• LGBT Divorce in New Jersey – Are We Really Equal?
  • July 14, 2017 | Author: Alexandra K. Rigden
  • Law Firm: Cooper Levenson, P.A. - Cherry Hill Office
  • We’ve come a long way, baby. In 13 years, the landscape for marriage equality has changed dramatically in New Jersey (and in the United States). New Jersey has been one of the most progressive states in addressing the rights of same-sex couples and marriage equality.

    In 2004, New Jersey’s Domestic Partnership Act came in to effect allowing same-sex couples to register as Domestic Partners. Three years later, in 2007, our State’s Civil Union Act was implemented, giving same-sex couples some of the same rights afforded to married couples. Continuing the trend, four years later, as a result of a Mercer County Superior Court ruling in the case of Garden State Equality v. Dow, same-sex couples were allowed to marry in New Jersey as of October 21, 2013.

    Then, on June 26, 2015, same-sex marriage became legal across the United States as a result of the United States Supreme Court’s decision in Obergefell v. Hodges. Obergefell requires States to issue marriage licenses to same-sex couples and to recognize lawfully licensed, out-of- state marriages between same-sex couples. So, after decades of fighting for marriage equality, LGBT marriages have the same force and effect as opposite-sex marriages. But what about LGBT divorces? Are the rights of divorcing LGBT couples equal to divorcing opposite- sex couples in New Jersey?

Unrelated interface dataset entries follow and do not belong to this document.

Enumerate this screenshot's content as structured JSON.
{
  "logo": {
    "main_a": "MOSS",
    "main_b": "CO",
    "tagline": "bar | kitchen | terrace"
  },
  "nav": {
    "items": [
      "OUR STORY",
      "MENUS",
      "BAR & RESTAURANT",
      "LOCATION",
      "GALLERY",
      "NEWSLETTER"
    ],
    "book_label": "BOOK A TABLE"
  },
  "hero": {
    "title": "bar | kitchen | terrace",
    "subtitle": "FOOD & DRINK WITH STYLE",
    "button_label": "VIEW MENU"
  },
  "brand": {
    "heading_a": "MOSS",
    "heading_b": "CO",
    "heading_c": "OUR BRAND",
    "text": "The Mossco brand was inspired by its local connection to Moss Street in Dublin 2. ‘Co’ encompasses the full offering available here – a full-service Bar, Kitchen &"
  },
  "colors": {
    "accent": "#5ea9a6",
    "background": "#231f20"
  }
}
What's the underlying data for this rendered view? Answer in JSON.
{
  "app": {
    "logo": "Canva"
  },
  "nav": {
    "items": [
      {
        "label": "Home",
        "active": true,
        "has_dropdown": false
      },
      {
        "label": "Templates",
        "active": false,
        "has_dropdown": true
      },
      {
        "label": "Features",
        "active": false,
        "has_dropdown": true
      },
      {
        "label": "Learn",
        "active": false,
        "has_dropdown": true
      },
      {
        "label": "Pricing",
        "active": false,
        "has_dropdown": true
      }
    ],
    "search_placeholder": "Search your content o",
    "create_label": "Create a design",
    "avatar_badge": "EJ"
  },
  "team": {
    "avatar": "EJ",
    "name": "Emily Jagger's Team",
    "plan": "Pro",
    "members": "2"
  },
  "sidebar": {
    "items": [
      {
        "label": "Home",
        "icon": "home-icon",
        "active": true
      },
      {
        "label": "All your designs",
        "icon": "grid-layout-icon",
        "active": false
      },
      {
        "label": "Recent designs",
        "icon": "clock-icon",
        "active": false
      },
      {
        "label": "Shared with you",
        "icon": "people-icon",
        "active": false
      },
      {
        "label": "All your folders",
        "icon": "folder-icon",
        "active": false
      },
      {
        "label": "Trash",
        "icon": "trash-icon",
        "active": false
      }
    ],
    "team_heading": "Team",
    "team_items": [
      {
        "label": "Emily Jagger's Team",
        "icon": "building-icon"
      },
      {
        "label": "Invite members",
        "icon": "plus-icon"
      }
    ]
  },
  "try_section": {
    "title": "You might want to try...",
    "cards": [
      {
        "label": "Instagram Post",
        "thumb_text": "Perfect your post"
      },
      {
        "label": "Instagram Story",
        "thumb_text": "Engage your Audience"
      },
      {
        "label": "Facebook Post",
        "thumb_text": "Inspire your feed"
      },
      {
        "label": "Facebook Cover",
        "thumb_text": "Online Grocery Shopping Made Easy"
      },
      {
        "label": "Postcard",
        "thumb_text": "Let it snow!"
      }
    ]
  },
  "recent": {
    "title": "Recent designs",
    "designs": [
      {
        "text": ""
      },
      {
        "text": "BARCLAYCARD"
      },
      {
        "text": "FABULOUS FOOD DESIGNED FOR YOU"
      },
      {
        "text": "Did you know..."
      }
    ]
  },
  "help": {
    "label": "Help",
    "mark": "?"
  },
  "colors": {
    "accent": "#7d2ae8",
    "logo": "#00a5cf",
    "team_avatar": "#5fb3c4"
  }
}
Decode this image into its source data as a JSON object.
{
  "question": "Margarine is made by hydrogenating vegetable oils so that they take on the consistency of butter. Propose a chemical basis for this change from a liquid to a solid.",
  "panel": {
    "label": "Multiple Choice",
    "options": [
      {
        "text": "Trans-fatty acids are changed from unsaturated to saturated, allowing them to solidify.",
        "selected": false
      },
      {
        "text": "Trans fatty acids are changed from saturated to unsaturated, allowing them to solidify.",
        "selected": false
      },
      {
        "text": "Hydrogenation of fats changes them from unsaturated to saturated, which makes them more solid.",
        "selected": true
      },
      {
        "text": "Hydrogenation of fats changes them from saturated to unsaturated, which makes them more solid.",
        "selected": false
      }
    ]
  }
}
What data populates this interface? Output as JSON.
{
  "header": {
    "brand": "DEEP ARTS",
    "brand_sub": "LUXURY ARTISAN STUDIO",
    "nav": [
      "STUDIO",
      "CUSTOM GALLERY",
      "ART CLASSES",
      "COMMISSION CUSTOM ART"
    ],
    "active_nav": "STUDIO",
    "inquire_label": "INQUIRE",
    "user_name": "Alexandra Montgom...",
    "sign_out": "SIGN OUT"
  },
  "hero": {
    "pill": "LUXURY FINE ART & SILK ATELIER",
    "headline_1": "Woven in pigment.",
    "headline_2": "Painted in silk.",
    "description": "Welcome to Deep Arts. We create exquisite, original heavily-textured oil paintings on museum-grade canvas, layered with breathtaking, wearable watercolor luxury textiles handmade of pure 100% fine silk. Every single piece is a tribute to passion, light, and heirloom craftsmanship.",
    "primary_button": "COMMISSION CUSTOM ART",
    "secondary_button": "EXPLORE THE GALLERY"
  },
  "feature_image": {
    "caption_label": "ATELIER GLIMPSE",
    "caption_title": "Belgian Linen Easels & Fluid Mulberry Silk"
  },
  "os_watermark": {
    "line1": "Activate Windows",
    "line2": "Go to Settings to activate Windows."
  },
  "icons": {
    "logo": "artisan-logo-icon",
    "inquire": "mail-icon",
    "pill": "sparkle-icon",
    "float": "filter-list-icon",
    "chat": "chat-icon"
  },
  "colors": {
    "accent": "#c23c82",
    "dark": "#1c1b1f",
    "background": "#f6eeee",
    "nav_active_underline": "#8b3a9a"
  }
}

    Yes, legally speaking, divorcing LGBT couples are treated the same as divorcing opposite-sex couples, and the law must treat them the same. LGBT couples face the same issues in divorces that opposite-sex couples do: equitable distribution of property and debts, payment/receipt of alimony and child support, and custody of children. The same causes of action for divorce, equitable distribution scheme, and factors for determining alimony and custody apply regardless of whether a LGBT couple or an opposite-sex couple is seeking a ruling from the Court on any issues in a divorce. So, in a little over a decade, LGBT rights have been “altar-ed” in a significant way.